The inspirational drama "The King's Speech," starring Colin Firth as a British king who conquered his debilitating stutter and helped rally a country heading into World War II, has an inspirational story behind it in screenwriter David Seidler, himself a former stutterer. With the film and the writer both considered Oscar favorites, Seidler lately has been on the campaign trail, which means doing a lot of something that once filled him with terror: talking.
Nevertheless, over afternoon tea at the Trump SoHo New York hotel recently, Seidler revealed a voice of radio-announcer quality - low, resonant, almost commanding, with not a trace of his lifelong affliction. At least, not that anyone can detect.
"I still consider myself a stutterer," he says. "In a conversation, at least half a dozen times, I can feel a block coming on. But I know all the techniques. I take a breath, do the slide" - that is, prolonging the initial sound of a difficult word - "and pssht! You don't hear it."
It's a testament to Seidler's confidence that he can talk at length about his inability to talk. Stuttering is considered at least partly psychological, a kind of stage fright that gets worse the more attention is drawn to it. As an example, Seidler points to a scene in the film in which speech therapist Lionel Logue (Geoffrey Rush) asks King George VI (Firth) to read aloud while listening to high-volume music through headphones. Thus distracted, he delivers a near-flawless recital.
Illuminating moments like that one have helped give "The King's Speech" a ring of authenticity. Though Seidler clearly fictionalized here and there to tighten the story and heighten the drama, he also did extensive research, including reading through Logue's diaries. And just as Logue probes into the king's childhood throughout the movie, so Seidler looked to his own while writing it.
Seidler developed his stutter at the age of 3, when his family left England for America. It began, he says, on the long boat ride over and continued as the family settled briefly in Sea Cliff and then in Great Neck. Even as an otherwise normal teenager attending high-school football games and sneaking off to Manhattan jazz clubs in the 1950s, Seidler had trouble with simple communication; even the word "hello" was agony.
His parents, he says, did what many parents of stutterers do: They overreacted. "If they just listen to you - a lot of eye contact, no concern, no agenda, no anxiety - guess what? That stutter fades away. It never takes hold. If you have parents who say, 'Just calm down! Slow down! Choose your words! Darling, don't worry!' Well, it winds you up. And then you are sunk."

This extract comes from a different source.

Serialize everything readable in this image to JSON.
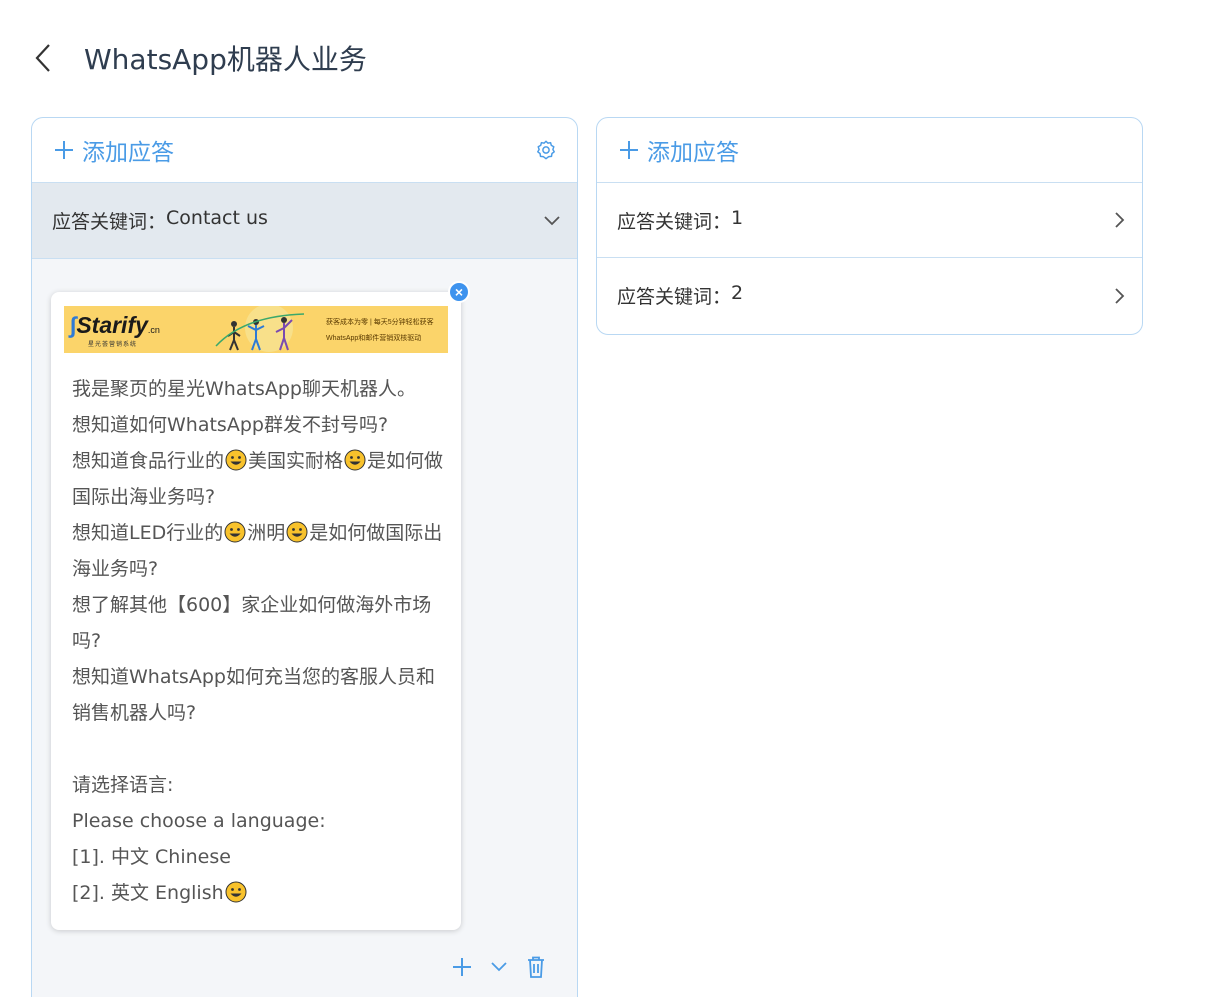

Nevertheless, Seidler overcame his stutter himself when he turned 16. The motivating factor was hormones - "I couldn't ask a girl on a date!" - but anger also helped. In fact, the famous scene that earned "The King's Speech" its R rating, in which the well-bred king unleashes a furious string of profanity, came not from Logue's diaries but Seidler's own life.
"I just thought: -- everybody! If I'm stuck with stuttering for the rest of my life, you are -- stuck with listening to me! And then," says Seidler, "you've won. Even if it never improves, you're no longer the victim."
Seidler, at 73 ("I'm the Mick Jagger of screenwriters," he cracks), is now enjoying what only looks like overnight success. He helped write the 1988 auto-industry drama "Tucker: The Man and His Dream," directed by fellow Great Neck North High School alum Francis Ford Coppola, then spent years writing not-so-notable television fare. Just a few months ago, Seidler, who now lives in Malibu, didn't even have an agent; suddenly he's in demand. A stage version of "The King's Speech," he says, is headed for London's West End, and he is trying to woo Kate Winslet into starring in his next film project, about pioneering female traveler Lady Hester Stanhope.
That could be more likely if Seidler indeed wins the Oscar for original screenplay. When congratulated on that in advance, Seidler does something uncharacteristic: He interrupts. "Shh!" he says. "If you do that, whisper into God's ear, please."
More LI nominees to root for
BY RAFER GUZMÁN, email@example.com
NATALIE PORTMAN - The best actress hopeful, born Natalie Hershlag, moved with her family to Long Island in 1990 and graduated from Syosset High School.
MELISSA LEO - The supporting actress nominee grew up in Manhattan but spent many a summer in the Hamptons with her father, Arnold, a fisherman and later a secretary for the East Hampton Baymen's Association.